Translation: Third harvest tea and name of the prefecture where it is grown
Production area: Shizuoka Prefecture
Harvest season: June for the best-quality teas and September for the nest
Bancha was the everyday tea for most Japanese until the middle of the Edo era (1603-1868), when Sencha became the most popular tea in Japan, to rural and mountainous regions, every household once grew a small amount of Bancha for its personal consumption.

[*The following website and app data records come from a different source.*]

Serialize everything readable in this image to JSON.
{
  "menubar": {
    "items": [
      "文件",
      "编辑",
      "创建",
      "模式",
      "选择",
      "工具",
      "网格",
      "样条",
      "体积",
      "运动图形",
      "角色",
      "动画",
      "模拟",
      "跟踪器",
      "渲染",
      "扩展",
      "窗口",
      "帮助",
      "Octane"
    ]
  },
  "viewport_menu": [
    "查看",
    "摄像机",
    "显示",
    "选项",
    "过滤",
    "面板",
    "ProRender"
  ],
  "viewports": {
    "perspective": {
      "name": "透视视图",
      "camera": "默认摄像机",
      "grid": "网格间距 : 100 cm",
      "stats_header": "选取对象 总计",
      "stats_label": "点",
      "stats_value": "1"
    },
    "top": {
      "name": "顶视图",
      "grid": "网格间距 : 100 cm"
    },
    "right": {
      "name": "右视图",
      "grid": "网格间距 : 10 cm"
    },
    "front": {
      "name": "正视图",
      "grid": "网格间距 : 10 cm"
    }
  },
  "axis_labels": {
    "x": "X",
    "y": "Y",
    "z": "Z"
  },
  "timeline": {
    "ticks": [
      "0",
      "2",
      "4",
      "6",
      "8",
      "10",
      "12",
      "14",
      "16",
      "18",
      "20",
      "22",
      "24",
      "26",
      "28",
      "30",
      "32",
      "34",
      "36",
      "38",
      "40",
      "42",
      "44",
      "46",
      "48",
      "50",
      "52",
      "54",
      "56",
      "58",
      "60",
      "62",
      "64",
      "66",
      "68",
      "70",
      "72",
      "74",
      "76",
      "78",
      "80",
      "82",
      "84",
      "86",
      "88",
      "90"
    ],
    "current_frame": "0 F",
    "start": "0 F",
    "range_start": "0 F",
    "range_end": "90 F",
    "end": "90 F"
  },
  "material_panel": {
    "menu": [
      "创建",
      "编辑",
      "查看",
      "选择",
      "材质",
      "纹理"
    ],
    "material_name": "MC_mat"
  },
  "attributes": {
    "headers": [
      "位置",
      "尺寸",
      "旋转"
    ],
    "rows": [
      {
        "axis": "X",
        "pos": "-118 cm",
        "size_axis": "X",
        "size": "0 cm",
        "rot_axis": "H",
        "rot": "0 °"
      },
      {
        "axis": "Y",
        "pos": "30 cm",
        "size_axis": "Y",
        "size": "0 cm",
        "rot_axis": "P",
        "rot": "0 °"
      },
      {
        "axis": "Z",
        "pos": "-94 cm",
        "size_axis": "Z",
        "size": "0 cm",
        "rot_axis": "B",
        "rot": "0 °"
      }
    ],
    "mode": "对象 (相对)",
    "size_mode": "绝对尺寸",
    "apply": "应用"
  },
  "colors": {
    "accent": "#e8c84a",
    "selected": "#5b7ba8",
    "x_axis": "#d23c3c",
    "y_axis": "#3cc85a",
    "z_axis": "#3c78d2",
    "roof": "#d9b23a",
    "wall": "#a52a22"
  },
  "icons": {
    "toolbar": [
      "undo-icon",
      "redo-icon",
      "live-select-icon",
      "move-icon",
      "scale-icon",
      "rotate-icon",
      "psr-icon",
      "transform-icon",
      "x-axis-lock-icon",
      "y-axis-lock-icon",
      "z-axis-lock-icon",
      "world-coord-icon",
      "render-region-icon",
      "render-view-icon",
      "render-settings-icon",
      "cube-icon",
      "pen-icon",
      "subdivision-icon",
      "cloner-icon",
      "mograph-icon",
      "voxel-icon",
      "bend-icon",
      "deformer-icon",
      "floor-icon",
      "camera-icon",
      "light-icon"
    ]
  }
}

Tasting notes: The large pieces of leaf that make up the summer Bancha tea (harvested in June) are irregular in shape and produce a humble, robust impression. The dark-green leaves are flattened, and pale-yellow stems are scattered among them. The infusion gives off delicate marine and herbaceous notes with the fruity accent of fresh almonds. The yellow-green liquid is shiny and clear: the mouth feel is full, smooth and sweet, with hardly any bitterness. Aromas of fresh grass and white fish mingle harmoniously. The finish is a feeling of thirst-quenching freshness.
Recommended infusion accessory: A glass teapot.